As a testament to our case that a humidifier can make the difference in guitar maintenance, Venta was fortunate to receive the following testimonial from customer and guitar collector Fred Lichtenberg:
The Venta LW25 unit – I have two of these units and they are, without being too dramatic, a Godsend. I have an 850 sq. ft. unit in an 80-year old building, with 9″ ceilings. I also have a collection of 133 guitars, representing 35 brands and 7 countries, the oldest being an 1870 parlor guitar, and they all need an environment of 71degrees F, +/-= 2.0 degrees, and 46%RH. For years I have been using all the tricks in the book to maintain these temps by using weather stations in my living room and the main collection room (the bedroom), plus A/C, the differences in RH & temp from natural sources (opening and closing windows). Still, about 10 years ago we had a terrible winter that left the collection at the mercy of 17% RH for a few days. I was reduced to putting pans of cold water on my steam radiators!
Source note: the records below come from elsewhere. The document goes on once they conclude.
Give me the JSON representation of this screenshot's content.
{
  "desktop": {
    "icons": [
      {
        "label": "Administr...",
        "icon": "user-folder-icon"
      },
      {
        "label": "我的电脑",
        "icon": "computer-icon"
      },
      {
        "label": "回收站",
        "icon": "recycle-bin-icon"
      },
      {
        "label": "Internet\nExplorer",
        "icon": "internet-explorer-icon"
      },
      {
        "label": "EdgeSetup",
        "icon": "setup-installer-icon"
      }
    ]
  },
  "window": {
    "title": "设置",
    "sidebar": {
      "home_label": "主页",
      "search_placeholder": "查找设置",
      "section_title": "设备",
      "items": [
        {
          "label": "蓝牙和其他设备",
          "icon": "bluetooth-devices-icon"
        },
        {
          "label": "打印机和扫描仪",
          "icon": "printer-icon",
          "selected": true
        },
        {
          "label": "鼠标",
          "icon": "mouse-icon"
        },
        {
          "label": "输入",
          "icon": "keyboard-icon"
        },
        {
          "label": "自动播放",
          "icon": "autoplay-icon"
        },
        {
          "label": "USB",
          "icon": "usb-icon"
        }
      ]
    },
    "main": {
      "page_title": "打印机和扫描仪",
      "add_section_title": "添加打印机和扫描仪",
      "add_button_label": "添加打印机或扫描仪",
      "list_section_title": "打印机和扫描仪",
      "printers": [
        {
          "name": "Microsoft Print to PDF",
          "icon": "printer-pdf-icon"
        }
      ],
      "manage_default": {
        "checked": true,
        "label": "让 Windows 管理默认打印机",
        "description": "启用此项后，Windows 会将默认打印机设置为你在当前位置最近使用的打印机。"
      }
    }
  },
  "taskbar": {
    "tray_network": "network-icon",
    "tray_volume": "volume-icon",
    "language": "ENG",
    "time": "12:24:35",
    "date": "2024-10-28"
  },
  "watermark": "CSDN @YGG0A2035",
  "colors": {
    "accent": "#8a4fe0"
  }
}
I knew I had to alleviate this situation, and, I went online, looking for the best answer. I looked at a few until I saw the Venta site. When I logged on, I saw what I believed to be the perfect answer to my problems, the Venta LW25. I read not only of the way it worked, so simple yet ingenious, but found that virtuoso violinist Nigel Kennedy, a uniquely talented man I had heard play at a local theater a few years prior, insisted on Venta units in both home and in performance. Well, if it’s good enough for Nigel, they were good enough for me. I purchased the 25’s and now, no matter the weather, I have obtained a yearly average, for the entire apartment, of 70 degrees F, 50%RH, and my instruments have never been happier.
I’m even using my Venta’s as evidence in a dispute with Martin guitars. I purchased a $5,000.00 Martin OM-18 1933 Authentic, and when I received it, it was uncomfortable to play, and when I sent it back, they casually told me the fingerboard was warped! And, to add insult to injury, they blamed me for the problem. So, I am using my Temp. And Humidity information from the Ventas to press my case.
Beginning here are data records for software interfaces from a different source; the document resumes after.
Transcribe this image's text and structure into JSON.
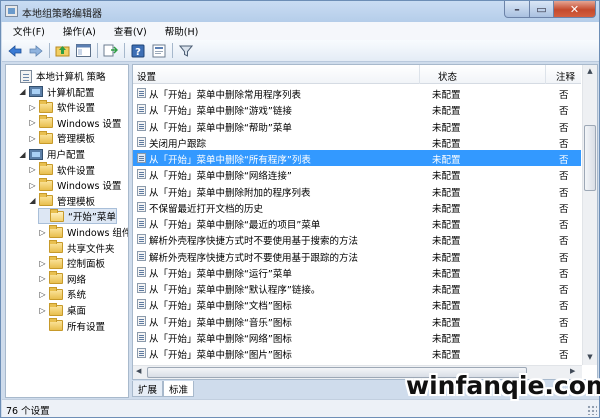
{
  "window": {
    "title": "本地组策略编辑器"
  },
  "menu": [
    "文件(F)",
    "操作(A)",
    "查看(V)",
    "帮助(H)"
  ],
  "toolbar_icons": [
    "back-icon",
    "forward-icon",
    "up-folder-icon",
    "show-hide-tree-icon",
    "export-list-icon",
    "help-icon",
    "properties-icon",
    "filter-icon"
  ],
  "tree": [
    {
      "label": "本地计算机 策略",
      "level": 0,
      "toggle": "",
      "icon": "policy"
    },
    {
      "label": "计算机配置",
      "level": 1,
      "toggle": "◢",
      "icon": "computer"
    },
    {
      "label": "软件设置",
      "level": 2,
      "toggle": "▷",
      "icon": "folder"
    },
    {
      "label": "Windows 设置",
      "level": 2,
      "toggle": "▷",
      "icon": "folder"
    },
    {
      "label": "管理模板",
      "level": 2,
      "toggle": "▷",
      "icon": "folder"
    },
    {
      "label": "用户配置",
      "level": 1,
      "toggle": "◢",
      "icon": "computer"
    },
    {
      "label": "软件设置",
      "level": 2,
      "toggle": "▷",
      "icon": "folder"
    },
    {
      "label": "Windows 设置",
      "level": 2,
      "toggle": "▷",
      "icon": "folder"
    },
    {
      "label": "管理模板",
      "level": 2,
      "toggle": "◢",
      "icon": "folder"
    },
    {
      "label": "“开始”菜单",
      "level": 3,
      "toggle": "",
      "icon": "folder-open",
      "selected": true
    },
    {
      "label": "Windows 组件",
      "level": 3,
      "toggle": "▷",
      "icon": "folder"
    },
    {
      "label": "共享文件夹",
      "level": 3,
      "toggle": "",
      "icon": "folder"
    },
    {
      "label": "控制面板",
      "level": 3,
      "toggle": "▷",
      "icon": "folder"
    },
    {
      "label": "网络",
      "level": 3,
      "toggle": "▷",
      "icon": "folder"
    },
    {
      "label": "系统",
      "level": 3,
      "toggle": "▷",
      "icon": "folder"
    },
    {
      "label": "桌面",
      "level": 3,
      "toggle": "▷",
      "icon": "folder"
    },
    {
      "label": "所有设置",
      "level": 3,
      "toggle": "",
      "icon": "folder"
    }
  ],
  "columns": {
    "setting": "设置",
    "state": "状态",
    "note": "注释"
  },
  "rows": [
    {
      "name": "从「开始」菜单中删除常用程序列表",
      "state": "未配置",
      "note": "否"
    },
    {
      "name": "从「开始」菜单中删除“游戏”链接",
      "state": "未配置",
      "note": "否"
    },
    {
      "name": "从「开始」菜单中删除“帮助”菜单",
      "state": "未配置",
      "note": "否"
    },
    {
      "name": "关闭用户跟踪",
      "state": "未配置",
      "note": "否"
    },
    {
      "name": "从「开始」菜单中删除“所有程序”列表",
      "state": "未配置",
      "note": "否",
      "selected": true
    },
    {
      "name": "从「开始」菜单中删除“网络连接”",
      "state": "未配置",
      "note": "否"
    },
    {
      "name": "从「开始」菜单中删除附加的程序列表",
      "state": "未配置",
      "note": "否"
    },
    {
      "name": "不保留最近打开文档的历史",
      "state": "未配置",
      "note": "否"
    },
    {
      "name": "从「开始」菜单中删除“最近的项目”菜单",
      "state": "未配置",
      "note": "否"
    },
    {
      "name": "解析外壳程序快捷方式时不要使用基于搜索的方法",
      "state": "未配置",
      "note": "否"
    },
    {
      "name": "解析外壳程序快捷方式时不要使用基于跟踪的方法",
      "state": "未配置",
      "note": "否"
    },
    {
      "name": "从「开始」菜单中删除“运行”菜单",
      "state": "未配置",
      "note": "否"
    },
    {
      "name": "从「开始」菜单中删除“默认程序”链接。",
      "state": "未配置",
      "note": "否"
    },
    {
      "name": "从「开始」菜单中删除“文档”图标",
      "state": "未配置",
      "note": "否"
    },
    {
      "name": "从「开始」菜单中删除“音乐”图标",
      "state": "未配置",
      "note": "否"
    },
    {
      "name": "从「开始」菜单中删除“网络”图标",
      "state": "未配置",
      "note": "否"
    },
    {
      "name": "从「开始」菜单中删除“图片”图标",
      "state": "未配置",
      "note": "否"
    }
  ],
  "tabs": [
    "扩展",
    "标准"
  ],
  "status": "76 个设置",
  "watermark": "winfanqie.com"
}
Finally I want to thank everyone at Venta for the great products, the great people, and the great service.
Oh, and all my guitars thank you too!
As this article focuses on how the best room humidifier can have an impact on your guitar and/or guitar collection, it should be noted that many guitar experts will encourage the use of an individual guitar humidifier (often attaches to the guitar itself and remains in the case). But for a collection like Mr. Lichtenberg’s, it’s clear a room humidifier was a game changer for maintenance.
Although acoustic guitars are more sensitive to weather and humidity changes, electric guitars also need to be cared for when it comes to temperature and humidity levels. When exposed to extreme weather changes, low humidity, and high humidity, all guitars are susceptible to warping, breaks, and cracks.
If your guitar becomes cracked and warped, chances are you’re going to have to resort to playing air guitar, right? Not exactly, as there are plenty of guitar repair services that exist that can perform major restoration and reconstruction. But with proper humidity control from the right products and advice from experts, you won’t have to worry about ruined instruments. No matter the level of your guitar-playing prowess, keeping your guitar in top shape with proper maintenance will keep you strumming all year long.
If attending a music festival this summer will inspire you to pick up that dusty guitar again, check out TimeOut Chicago’s complete listing for all the great festivals happening this year.